──────── Provided material

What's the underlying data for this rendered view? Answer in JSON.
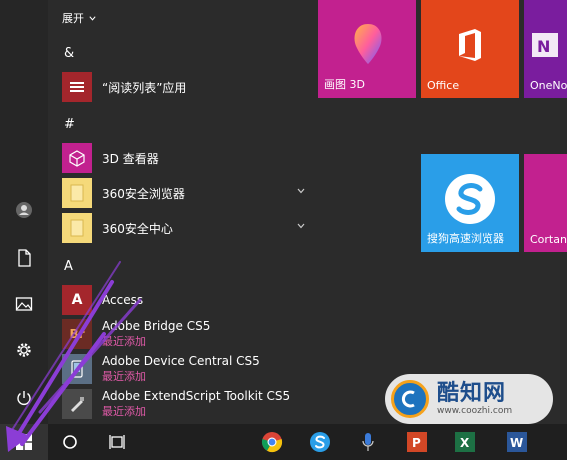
{
  "app_list": {
    "expand_label": "展开",
    "groups": [
      {
        "letter": "&",
        "apps": [
          {
            "name": "“阅读列表”应用"
          }
        ]
      },
      {
        "letter": "#",
        "apps": [
          {
            "name": "3D 查看器"
          },
          {
            "name": "360安全浏览器"
          },
          {
            "name": "360安全中心"
          }
        ]
      },
      {
        "letter": "A",
        "apps": [
          {
            "name": "Access",
            "icon_text": "A"
          },
          {
            "name": "Adobe Bridge CS5",
            "icon_text": "Br",
            "badge": "最近添加"
          },
          {
            "name": "Adobe Device Central CS5",
            "badge": "最近添加"
          },
          {
            "name": "Adobe ExtendScript Toolkit CS5",
            "badge": "最近添加"
          }
        ]
      }
    ]
  },
  "tiles": [
    {
      "label": "画图 3D",
      "color": "#c2218f"
    },
    {
      "label": "Office",
      "color": "#e3461b"
    },
    {
      "label": "OneNo",
      "color": "#7a1d9e"
    },
    {
      "label": "搜狗高速浏览器",
      "color": "#2a9ee8"
    },
    {
      "label": "Cortana",
      "color": "#c2218f"
    }
  ],
  "watermark": {
    "brand": "酷知网",
    "url": "www.coozhi.com"
  },
  "colors": {
    "pink": "#c2218f",
    "yellow": "#f5d97a",
    "red_app": "#a4262c",
    "badge": "#e05aa8",
    "arrow": "#8b3dd6"
  },
  "rail_icons": [
    "user-icon",
    "document-icon",
    "pictures-icon",
    "settings-icon",
    "power-icon"
  ],
  "taskbar_icons": [
    "windows-start-icon",
    "search-circle-icon",
    "task-view-icon",
    "chrome-icon",
    "sogou-icon",
    "mic-icon",
    "powerpoint-icon",
    "excel-icon",
    "word-icon"
  ]
}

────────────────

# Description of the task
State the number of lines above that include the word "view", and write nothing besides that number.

# Reply to the exercise
2